> Exercise goal
Locate each line below that includes "desc" and reproduce it.

> Record extracts
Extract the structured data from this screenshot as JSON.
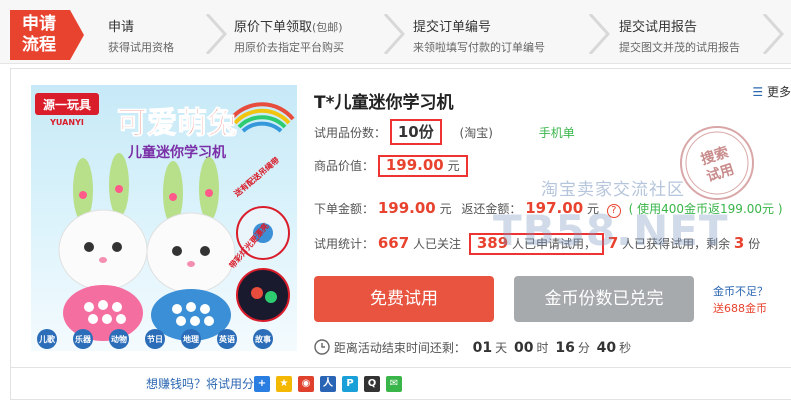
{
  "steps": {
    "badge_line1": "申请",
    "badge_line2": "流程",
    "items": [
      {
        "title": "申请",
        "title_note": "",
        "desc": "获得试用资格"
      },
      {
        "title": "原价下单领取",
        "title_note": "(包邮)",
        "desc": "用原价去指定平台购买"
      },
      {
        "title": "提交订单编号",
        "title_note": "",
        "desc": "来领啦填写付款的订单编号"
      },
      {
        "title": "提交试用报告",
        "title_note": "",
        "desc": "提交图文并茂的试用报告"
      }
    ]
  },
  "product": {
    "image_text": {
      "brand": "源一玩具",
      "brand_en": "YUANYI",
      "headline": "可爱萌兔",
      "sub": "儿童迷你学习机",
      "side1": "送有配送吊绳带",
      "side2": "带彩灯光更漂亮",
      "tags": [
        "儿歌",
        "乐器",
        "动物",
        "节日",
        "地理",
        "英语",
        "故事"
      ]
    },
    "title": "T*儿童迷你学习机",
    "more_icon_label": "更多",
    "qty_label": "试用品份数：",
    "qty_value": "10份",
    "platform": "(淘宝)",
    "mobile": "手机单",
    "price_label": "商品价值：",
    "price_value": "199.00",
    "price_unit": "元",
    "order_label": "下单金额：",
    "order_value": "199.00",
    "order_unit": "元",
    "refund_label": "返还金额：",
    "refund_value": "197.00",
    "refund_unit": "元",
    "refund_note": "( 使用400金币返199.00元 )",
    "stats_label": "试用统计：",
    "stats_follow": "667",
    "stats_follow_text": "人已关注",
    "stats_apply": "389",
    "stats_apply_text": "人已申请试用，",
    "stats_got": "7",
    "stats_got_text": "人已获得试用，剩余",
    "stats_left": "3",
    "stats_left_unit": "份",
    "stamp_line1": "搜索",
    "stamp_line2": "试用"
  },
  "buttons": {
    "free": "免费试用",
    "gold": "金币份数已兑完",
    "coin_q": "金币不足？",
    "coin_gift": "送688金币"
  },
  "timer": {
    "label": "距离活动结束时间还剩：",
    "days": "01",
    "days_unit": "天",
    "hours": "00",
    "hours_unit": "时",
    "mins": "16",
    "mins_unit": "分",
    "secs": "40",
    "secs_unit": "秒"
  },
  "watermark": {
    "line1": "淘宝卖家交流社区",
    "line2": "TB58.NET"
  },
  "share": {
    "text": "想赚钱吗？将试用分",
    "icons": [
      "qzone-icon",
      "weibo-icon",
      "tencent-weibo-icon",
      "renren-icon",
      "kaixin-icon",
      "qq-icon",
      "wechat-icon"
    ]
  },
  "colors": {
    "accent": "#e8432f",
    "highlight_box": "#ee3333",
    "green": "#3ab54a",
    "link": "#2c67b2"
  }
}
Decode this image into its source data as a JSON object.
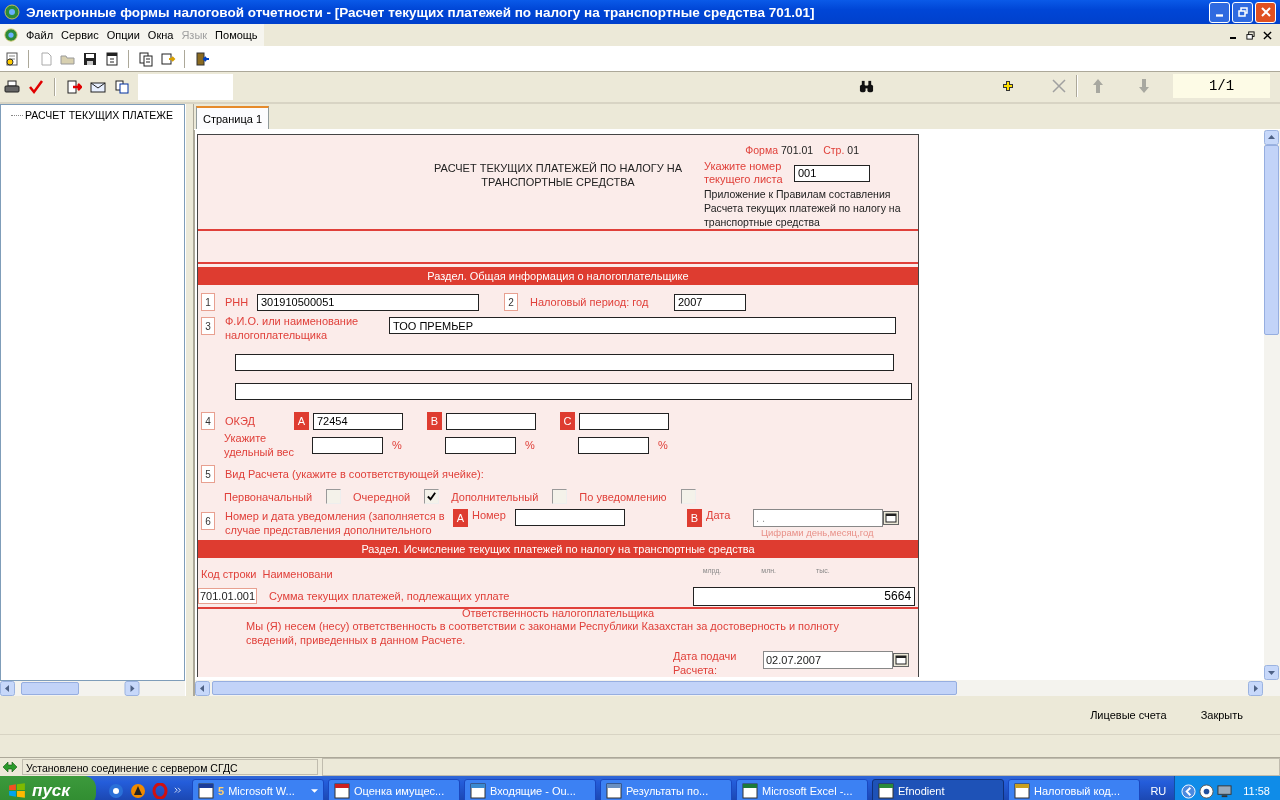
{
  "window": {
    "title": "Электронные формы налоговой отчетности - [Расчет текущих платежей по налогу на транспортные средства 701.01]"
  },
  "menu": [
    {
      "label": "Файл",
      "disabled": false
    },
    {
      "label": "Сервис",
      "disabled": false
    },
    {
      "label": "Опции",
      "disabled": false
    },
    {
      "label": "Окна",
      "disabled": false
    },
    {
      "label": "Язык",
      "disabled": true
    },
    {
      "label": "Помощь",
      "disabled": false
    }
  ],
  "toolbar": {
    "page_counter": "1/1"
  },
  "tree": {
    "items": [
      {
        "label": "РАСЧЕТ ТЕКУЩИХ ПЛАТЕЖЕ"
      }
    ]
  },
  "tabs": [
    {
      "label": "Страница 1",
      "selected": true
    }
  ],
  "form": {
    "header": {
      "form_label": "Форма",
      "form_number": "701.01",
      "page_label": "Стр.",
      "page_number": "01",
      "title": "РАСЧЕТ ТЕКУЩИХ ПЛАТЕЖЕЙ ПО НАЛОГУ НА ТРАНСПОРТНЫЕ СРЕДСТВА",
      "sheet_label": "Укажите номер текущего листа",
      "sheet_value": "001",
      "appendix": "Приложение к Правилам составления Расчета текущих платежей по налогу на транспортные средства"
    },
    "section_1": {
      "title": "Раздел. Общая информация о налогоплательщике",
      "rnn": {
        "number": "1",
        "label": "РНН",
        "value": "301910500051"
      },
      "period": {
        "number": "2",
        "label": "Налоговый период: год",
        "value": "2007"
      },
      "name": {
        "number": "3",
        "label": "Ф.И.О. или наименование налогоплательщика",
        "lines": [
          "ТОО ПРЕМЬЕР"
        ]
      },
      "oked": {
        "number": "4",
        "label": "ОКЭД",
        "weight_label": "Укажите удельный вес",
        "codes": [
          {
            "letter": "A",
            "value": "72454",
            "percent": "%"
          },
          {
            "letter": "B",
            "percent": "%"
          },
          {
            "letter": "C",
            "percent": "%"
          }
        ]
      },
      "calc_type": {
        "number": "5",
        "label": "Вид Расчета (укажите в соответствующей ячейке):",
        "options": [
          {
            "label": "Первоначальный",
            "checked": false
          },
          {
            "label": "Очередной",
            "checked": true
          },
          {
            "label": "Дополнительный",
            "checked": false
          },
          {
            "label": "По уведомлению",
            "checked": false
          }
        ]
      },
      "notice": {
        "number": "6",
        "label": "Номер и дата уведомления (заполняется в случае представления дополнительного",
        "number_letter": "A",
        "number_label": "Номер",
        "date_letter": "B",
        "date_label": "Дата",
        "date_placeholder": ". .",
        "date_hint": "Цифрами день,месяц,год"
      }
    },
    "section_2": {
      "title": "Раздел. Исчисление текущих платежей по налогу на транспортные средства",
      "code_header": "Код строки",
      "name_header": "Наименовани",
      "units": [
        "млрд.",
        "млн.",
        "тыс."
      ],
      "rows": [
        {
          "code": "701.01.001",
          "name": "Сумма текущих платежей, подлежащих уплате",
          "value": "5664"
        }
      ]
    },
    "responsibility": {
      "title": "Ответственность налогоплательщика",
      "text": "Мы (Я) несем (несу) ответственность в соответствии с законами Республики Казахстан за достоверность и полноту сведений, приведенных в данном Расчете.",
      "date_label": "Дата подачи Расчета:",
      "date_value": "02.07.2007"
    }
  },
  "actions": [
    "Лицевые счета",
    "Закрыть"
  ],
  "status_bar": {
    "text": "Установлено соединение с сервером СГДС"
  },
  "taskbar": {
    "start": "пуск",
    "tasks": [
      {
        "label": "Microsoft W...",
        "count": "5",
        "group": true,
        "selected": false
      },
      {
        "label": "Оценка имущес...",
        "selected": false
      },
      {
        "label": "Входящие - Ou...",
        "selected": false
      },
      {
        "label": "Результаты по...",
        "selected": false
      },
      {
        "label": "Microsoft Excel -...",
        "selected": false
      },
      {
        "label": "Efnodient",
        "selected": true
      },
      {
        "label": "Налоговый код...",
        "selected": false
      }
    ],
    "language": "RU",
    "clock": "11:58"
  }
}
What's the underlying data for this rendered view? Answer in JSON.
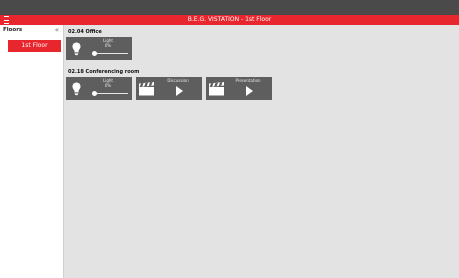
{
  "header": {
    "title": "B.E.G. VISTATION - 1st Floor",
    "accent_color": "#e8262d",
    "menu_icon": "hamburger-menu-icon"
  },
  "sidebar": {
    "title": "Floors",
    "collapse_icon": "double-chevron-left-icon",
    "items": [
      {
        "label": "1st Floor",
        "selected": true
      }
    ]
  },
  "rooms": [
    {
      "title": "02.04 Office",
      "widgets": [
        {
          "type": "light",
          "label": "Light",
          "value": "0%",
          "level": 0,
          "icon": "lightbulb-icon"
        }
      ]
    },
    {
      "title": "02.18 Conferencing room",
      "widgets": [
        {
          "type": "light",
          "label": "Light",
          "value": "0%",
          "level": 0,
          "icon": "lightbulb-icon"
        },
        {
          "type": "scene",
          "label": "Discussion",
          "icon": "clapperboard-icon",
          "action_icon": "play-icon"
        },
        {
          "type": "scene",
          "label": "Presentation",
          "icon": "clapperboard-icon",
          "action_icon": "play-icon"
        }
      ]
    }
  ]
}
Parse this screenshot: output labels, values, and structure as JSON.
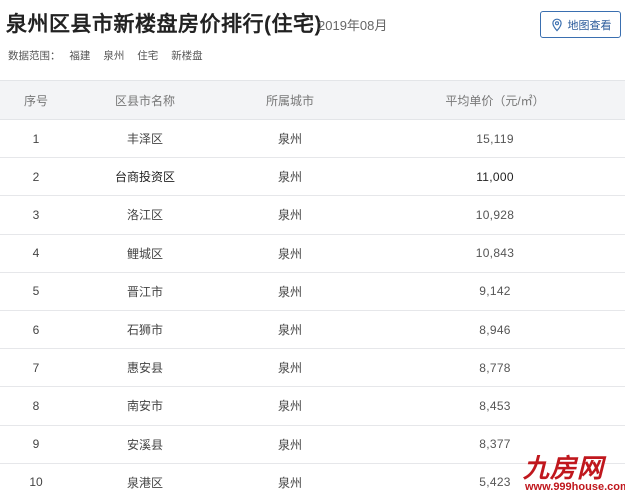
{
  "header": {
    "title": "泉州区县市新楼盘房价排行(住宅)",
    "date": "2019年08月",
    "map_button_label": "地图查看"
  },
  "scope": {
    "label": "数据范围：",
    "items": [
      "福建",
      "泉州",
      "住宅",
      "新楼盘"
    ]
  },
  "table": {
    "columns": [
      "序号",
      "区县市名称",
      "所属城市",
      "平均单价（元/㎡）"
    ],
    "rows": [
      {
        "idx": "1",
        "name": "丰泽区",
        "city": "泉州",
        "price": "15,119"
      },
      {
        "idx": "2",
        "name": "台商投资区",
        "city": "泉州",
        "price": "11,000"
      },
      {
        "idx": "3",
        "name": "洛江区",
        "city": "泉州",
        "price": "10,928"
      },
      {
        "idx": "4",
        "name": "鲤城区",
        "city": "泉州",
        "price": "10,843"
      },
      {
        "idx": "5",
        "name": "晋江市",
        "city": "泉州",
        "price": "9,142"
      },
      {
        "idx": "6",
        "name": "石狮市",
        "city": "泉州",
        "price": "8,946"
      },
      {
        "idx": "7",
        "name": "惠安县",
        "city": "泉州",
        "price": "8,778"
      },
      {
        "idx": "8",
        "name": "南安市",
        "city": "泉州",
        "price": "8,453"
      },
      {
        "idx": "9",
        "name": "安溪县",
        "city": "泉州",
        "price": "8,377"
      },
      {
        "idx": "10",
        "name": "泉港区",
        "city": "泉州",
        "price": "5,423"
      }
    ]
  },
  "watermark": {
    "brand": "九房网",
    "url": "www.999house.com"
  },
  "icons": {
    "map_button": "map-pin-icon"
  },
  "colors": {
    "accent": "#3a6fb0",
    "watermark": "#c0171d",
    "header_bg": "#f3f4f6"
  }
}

> Expected output
        "desc": "获得试用资格"
        "desc": "用原价去指定平台购买"
        "desc": "来领啦填写付款的订单编号"
        "desc": "提交图文并茂的试用报告"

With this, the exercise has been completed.